Task directions | Output the complete listing exactly, please, and keep the pictures out of it.

*****

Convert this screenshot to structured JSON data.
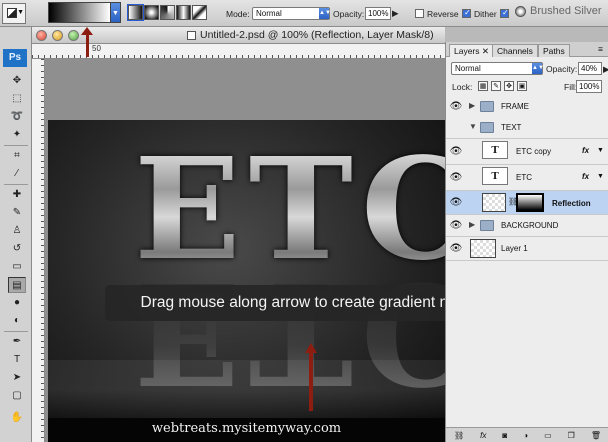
{
  "options_bar": {
    "mode_label": "Mode:",
    "mode_value": "Normal",
    "opacity_label": "Opacity:",
    "opacity_value": "100%",
    "reverse_label": "Reverse",
    "reverse_checked": false,
    "dither_label": "Dither",
    "dither_checked": true,
    "transparency_label": "Tra",
    "transparency_checked": true,
    "preset_name": "Brushed Silver",
    "gradient": "black-to-white",
    "gradient_types": [
      "linear",
      "radial",
      "angle",
      "reflected",
      "diamond"
    ],
    "selected_gradient_type": "linear"
  },
  "toolbox": {
    "logo": "Ps",
    "tools": [
      "move",
      "marquee",
      "lasso",
      "magic-wand",
      "crop",
      "eyedropper",
      "healing",
      "brush",
      "clone-stamp",
      "history-brush",
      "eraser",
      "gradient",
      "blur",
      "dodge",
      "pen",
      "type",
      "path-select",
      "shape",
      "hand",
      "zoom"
    ],
    "active_tool": "gradient"
  },
  "document": {
    "title": "Untitled-2.psd @ 100% (Reflection, Layer Mask/8)",
    "ruler_mark": "50",
    "canvas_text": "ETC",
    "footer_text": "webtreats.mysitemyway.com"
  },
  "tooltip": "Drag mouse along arrow to create gradient mask",
  "arrow_color": "#8c1d10",
  "layers_panel": {
    "tabs": [
      "Layers",
      "Channels",
      "Paths"
    ],
    "active_tab": "Layers",
    "blend_mode": "Normal",
    "opacity_label": "Opacity:",
    "opacity_value": "40%",
    "lock_label": "Lock:",
    "fill_label": "Fill:",
    "fill_value": "100%",
    "layers": [
      {
        "name": "FRAME",
        "kind": "group",
        "expanded": false,
        "visible": true
      },
      {
        "name": "TEXT",
        "kind": "group",
        "expanded": true,
        "visible": false
      },
      {
        "name": "ETC copy",
        "kind": "text",
        "fx": "fx",
        "visible": true
      },
      {
        "name": "ETC",
        "kind": "text",
        "fx": "fx",
        "visible": true
      },
      {
        "name": "Reflection",
        "kind": "pixel-with-mask",
        "selected": true,
        "visible": true
      },
      {
        "name": "BACKGROUND",
        "kind": "group",
        "expanded": false,
        "visible": true
      },
      {
        "name": "Layer 1",
        "kind": "pixel",
        "visible": true
      }
    ],
    "footer_icons": [
      "link-icon",
      "fx-icon",
      "mask-icon",
      "adjustment-icon",
      "folder-icon",
      "new-layer-icon",
      "trash-icon"
    ]
  }
}
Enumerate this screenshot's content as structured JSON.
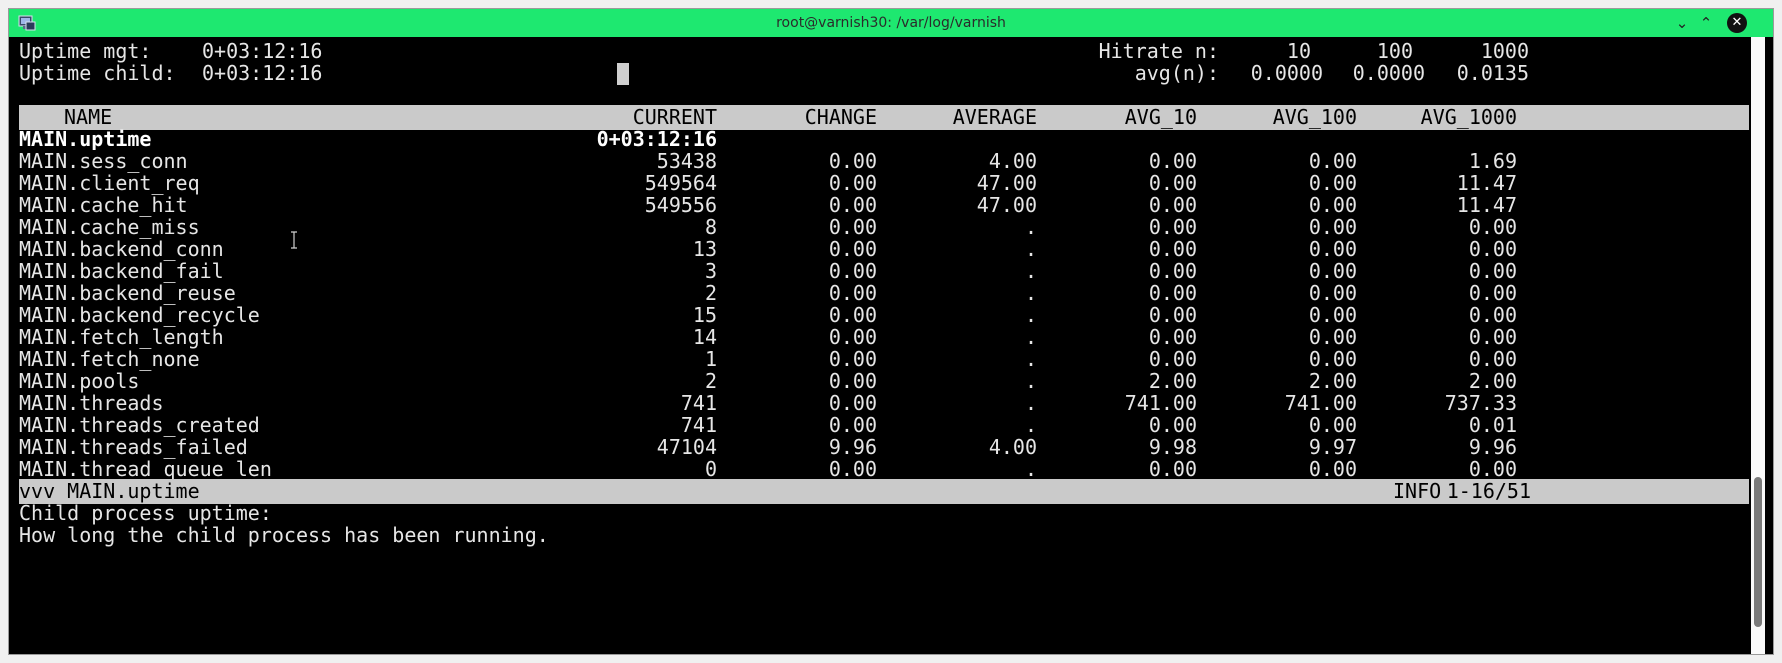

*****

Response |
Convert this screenshot to structured JSON data.
{
  "options_bar": {
    "mode_label": "Mode:",
    "mode_value": "Normal",
    "opacity_label": "Opacity:",
    "opacity_value": "100%",
    "reverse_label": "Reverse",
    "reverse_checked": false,
    "dither_label": "Dither",
    "dither_checked": true,
    "transparency_label": "Tra",
    "transparency_checked": true,
    "preset_name": "Brushed Silver",
    "gradient": "black-to-white",
    "gradient_types": [
      "linear",
      "radial",
      "angle",
      "reflected",
      "diamond"
    ],
    "selected_gradient_type": "linear"
  },
  "toolbox": {
    "logo": "Ps",
    "tools": [
      "move",
      "marquee",
      "lasso",
      "magic-wand",
      "crop",
      "eyedropper",
      "healing",
      "brush",
      "clone-stamp",
      "history-brush",
      "eraser",
      "gradient",
      "blur",
      "dodge",
      "pen",
      "type",
      "path-select",
      "shape",
      "hand",
      "zoom"
    ],
    "active_tool": "gradient"
  },
  "document": {
    "title": "Untitled-2.psd @ 100% (Reflection, Layer Mask/8)",
    "ruler_mark": "50",
    "canvas_text": "ETC",
    "footer_text": "webtreats.mysitemyway.com"
  },
  "tooltip": "Drag mouse along arrow to create gradient mask",
  "arrow_color": "#8c1d10",
  "layers_panel": {
    "tabs": [
      "Layers",
      "Channels",
      "Paths"
    ],
    "active_tab": "Layers",
    "blend_mode": "Normal",
    "opacity_label": "Opacity:",
    "opacity_value": "40%",
    "lock_label": "Lock:",
    "fill_label": "Fill:",
    "fill_value": "100%",
    "layers": [
      {
        "name": "FRAME",
        "kind": "group",
        "expanded": false,
        "visible": true
      },
      {
        "name": "TEXT",
        "kind": "group",
        "expanded": true,
        "visible": false
      },
      {
        "name": "ETC copy",
        "kind": "text",
        "fx": "fx",
        "visible": true
      },
      {
        "name": "ETC",
        "kind": "text",
        "fx": "fx",
        "visible": true
      },
      {
        "name": "Reflection",
        "kind": "pixel-with-mask",
        "selected": true,
        "visible": true
      },
      {
        "name": "BACKGROUND",
        "kind": "group",
        "expanded": false,
        "visible": true
      },
      {
        "name": "Layer 1",
        "kind": "pixel",
        "visible": true
      }
    ],
    "footer_icons": [
      "link-icon",
      "fx-icon",
      "mask-icon",
      "adjustment-icon",
      "folder-icon",
      "new-layer-icon",
      "trash-icon"
    ]
  }
}
Enumerate this screenshot's content as structured JSON.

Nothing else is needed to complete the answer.